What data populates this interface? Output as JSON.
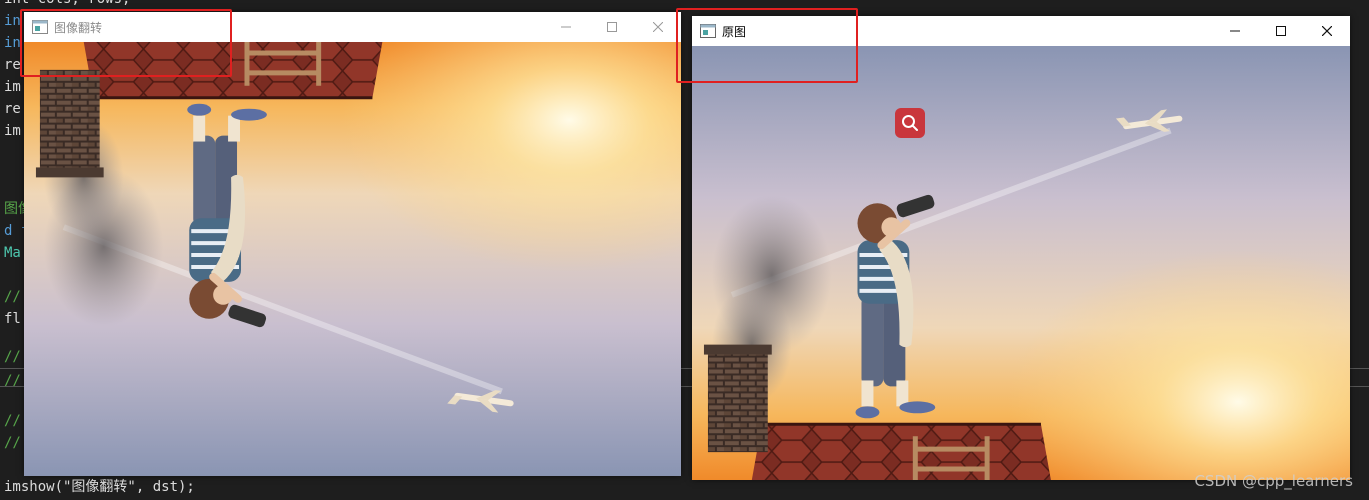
{
  "editor": {
    "lines": [
      "int cols, rows;",
      "in",
      "in",
      "re",
      "im",
      "re",
      "im",
      "",
      "图像",
      "d f",
      "Ma",
      "",
      "//",
      "fl",
      "",
      "//",
      "//",
      "",
      "//",
      "//",
      "",
      "imshow(\"图像翻转\", dst);"
    ]
  },
  "windows": {
    "flipped": {
      "title": "图像翻转"
    },
    "original": {
      "title": "原图"
    }
  },
  "window_controls": {
    "minimize": "minimize-icon",
    "maximize": "maximize-icon",
    "close": "close-icon"
  },
  "overlay": {
    "search_icon": "search-icon",
    "watermark": "CSDN @cpp_learners"
  },
  "colors": {
    "highlight": "#e02020",
    "search_badge": "#c9363c",
    "editor_bg": "#1e1e1e"
  }
}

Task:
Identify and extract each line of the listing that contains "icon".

Solution to this exercise:
    "minimize": "minimize-icon",
    "maximize": "maximize-icon",
    "close": "close-icon"
    "search_icon": "search-icon",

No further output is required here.